Data shown Block Start

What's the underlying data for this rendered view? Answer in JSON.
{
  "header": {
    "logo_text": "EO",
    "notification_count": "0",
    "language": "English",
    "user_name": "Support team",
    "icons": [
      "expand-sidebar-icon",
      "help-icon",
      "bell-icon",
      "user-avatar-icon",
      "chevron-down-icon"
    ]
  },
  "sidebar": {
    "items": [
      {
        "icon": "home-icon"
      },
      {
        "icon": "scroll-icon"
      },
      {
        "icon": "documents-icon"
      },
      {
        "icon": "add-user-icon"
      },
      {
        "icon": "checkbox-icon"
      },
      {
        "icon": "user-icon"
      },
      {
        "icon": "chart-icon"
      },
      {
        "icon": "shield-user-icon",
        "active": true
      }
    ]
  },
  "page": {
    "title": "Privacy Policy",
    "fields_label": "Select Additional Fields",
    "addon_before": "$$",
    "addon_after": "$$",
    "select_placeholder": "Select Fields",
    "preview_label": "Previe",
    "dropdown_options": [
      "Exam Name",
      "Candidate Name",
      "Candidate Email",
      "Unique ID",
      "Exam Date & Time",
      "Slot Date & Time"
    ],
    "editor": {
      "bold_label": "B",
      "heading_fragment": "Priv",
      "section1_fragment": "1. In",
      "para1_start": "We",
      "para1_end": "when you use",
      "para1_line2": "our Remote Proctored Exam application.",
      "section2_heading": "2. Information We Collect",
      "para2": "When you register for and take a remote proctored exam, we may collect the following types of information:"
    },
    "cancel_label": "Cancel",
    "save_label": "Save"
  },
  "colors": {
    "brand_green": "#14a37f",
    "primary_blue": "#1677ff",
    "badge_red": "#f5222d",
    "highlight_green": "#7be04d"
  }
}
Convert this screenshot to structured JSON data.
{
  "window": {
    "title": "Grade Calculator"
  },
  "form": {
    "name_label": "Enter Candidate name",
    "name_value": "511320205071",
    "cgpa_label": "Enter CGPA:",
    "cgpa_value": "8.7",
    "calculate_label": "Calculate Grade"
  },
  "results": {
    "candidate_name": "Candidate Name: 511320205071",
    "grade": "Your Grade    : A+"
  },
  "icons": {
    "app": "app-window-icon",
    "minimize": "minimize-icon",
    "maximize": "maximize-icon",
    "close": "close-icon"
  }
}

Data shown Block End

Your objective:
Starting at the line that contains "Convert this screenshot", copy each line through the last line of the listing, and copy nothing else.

Exercise solution:
Convert this screenshot to structured JSON data.
{
  "window": {
    "title": "Grade Calculator"
  },
  "form": {
    "name_label": "Enter Candidate name",
    "name_value": "511320205071",
    "cgpa_label": "Enter CGPA:",
    "cgpa_value": "8.7",
    "calculate_label": "Calculate Grade"
  },
  "results": {
    "candidate_name": "Candidate Name: 511320205071",
    "grade": "Your Grade    : A+"
  },
  "icons": {
    "app": "app-window-icon",
    "minimize": "minimize-icon",
    "maximize": "maximize-icon",
    "close": "close-icon"
  }
}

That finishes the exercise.